“Improved credit impairments, particularly in retail mortgages and commercial property finance, was the principle reason for higher earnings,” the lender said in the statement.
The South African Reserve Bank unexpectedly lifted its benchmark repurchase rate 50 basis points to 5.5 percent on Jan. 29. Further rate increases are not “automatic”, governor Gill Marcus said last week.
While Barclays Africa sees more interest rate increases in South Africa this year, it is “well positioned going into an environment of interest rate rises,” Ramos said.
The lender plans to expand its corporate- and investment-banking operations across the continent after its acquisition of Barclays’ operations in eight African countries.
“The Barclays Africa deal gives us access to markets with good growth prospects,” Chief Executive Officer Maria Ramos said on a conference call. “I’m confident we are in the right place at the right time.”
In South Africa, there is a “low probability of gross domestic product growth accelerating faster without major policy shifts, improved confidence levels, and an alleviation of binding energy and transportation infrastructure constraints,” the lender said.

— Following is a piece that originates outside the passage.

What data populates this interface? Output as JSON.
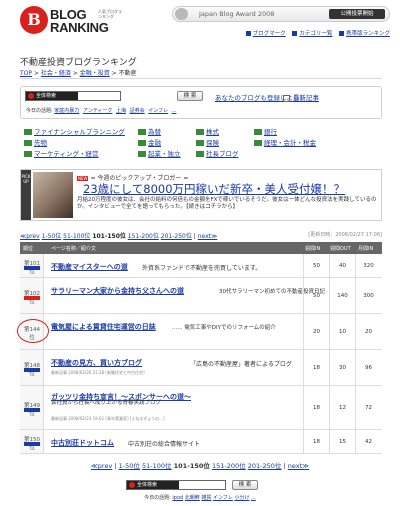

Barclays Africa estimates economic growth of 2.7 percent for 2014.
The lender used restated figures to show how it would have performed if its acquisition of Barclays’ African operations had been included in previous financial reports.
The company increased its full-year dividend 20 percent to 8.20 rand, and announced a special payout of 7.08 rand at its first-half results.
Bank executives have qualified for performance bonuses, said Ramos, adding that she has “every intention” of staying on as CEO this year.
While the company is not capping bonuses, about 60 percent of bonuses are deferred over three years in equal portions, she said. Select senior executives will have their pay subjected to certain set restrictions of the Barclays group, Ramos said.
Barclays Plc yesterday reported adjusted pretax profit for 2013 of 5.2 billion pounds ($8.5 billion) as litigation and compensation charges complicated CEO Antony Jenkins’s overhaul of Britain second-biggest bank. That’s 26 percent down from 7.05 billion pounds in 2012 and missed the 5.4 billion-pound consensus analyst estimate compiled by the bank.